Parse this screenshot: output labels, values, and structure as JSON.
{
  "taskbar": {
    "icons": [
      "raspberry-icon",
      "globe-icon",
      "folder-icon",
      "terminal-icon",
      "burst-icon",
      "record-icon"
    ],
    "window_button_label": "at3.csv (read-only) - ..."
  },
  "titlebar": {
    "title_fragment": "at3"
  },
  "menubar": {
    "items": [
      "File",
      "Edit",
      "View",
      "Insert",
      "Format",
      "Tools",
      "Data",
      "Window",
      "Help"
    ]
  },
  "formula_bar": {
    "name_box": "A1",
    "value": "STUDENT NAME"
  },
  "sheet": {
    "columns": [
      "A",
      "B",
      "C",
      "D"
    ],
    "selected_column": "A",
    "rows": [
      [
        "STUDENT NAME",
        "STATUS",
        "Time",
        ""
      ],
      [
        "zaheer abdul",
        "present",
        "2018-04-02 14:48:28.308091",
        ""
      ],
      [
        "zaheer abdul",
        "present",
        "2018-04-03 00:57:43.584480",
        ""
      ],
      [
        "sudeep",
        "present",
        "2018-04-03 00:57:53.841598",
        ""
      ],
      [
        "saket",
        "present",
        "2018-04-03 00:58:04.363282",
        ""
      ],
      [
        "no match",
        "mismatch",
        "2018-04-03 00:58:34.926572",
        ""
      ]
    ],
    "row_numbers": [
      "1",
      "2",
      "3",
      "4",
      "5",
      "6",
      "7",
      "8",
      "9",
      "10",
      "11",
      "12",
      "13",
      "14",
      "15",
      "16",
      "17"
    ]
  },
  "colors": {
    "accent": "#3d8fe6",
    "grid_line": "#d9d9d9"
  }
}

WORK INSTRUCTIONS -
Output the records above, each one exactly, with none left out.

RESPONSE AREA -
Parse this screenshot: output labels, values, and structure as JSON.
{
  "taskbar": {
    "icons": [
      "raspberry-icon",
      "globe-icon",
      "folder-icon",
      "terminal-icon",
      "burst-icon",
      "record-icon"
    ],
    "window_button_label": "at3.csv (read-only) - ..."
  },
  "titlebar": {
    "title_fragment": "at3"
  },
  "menubar": {
    "items": [
      "File",
      "Edit",
      "View",
      "Insert",
      "Format",
      "Tools",
      "Data",
      "Window",
      "Help"
    ]
  },
  "formula_bar": {
    "name_box": "A1",
    "value": "STUDENT NAME"
  },
  "sheet": {
    "columns": [
      "A",
      "B",
      "C",
      "D"
    ],
    "selected_column": "A",
    "rows": [
      [
        "STUDENT NAME",
        "STATUS",
        "Time",
        ""
      ],
      [
        "zaheer abdul",
        "present",
        "2018-04-02 14:48:28.308091",
        ""
      ],
      [
        "zaheer abdul",
        "present",
        "2018-04-03 00:57:43.584480",
        ""
      ],
      [
        "sudeep",
        "present",
        "2018-04-03 00:57:53.841598",
        ""
      ],
      [
        "saket",
        "present",
        "2018-04-03 00:58:04.363282",
        ""
      ],
      [
        "no match",
        "mismatch",
        "2018-04-03 00:58:34.926572",
        ""
      ]
    ],
    "row_numbers": [
      "1",
      "2",
      "3",
      "4",
      "5",
      "6",
      "7",
      "8",
      "9",
      "10",
      "11",
      "12",
      "13",
      "14",
      "15",
      "16",
      "17"
    ]
  },
  "colors": {
    "accent": "#3d8fe6",
    "grid_line": "#d9d9d9"
  }
}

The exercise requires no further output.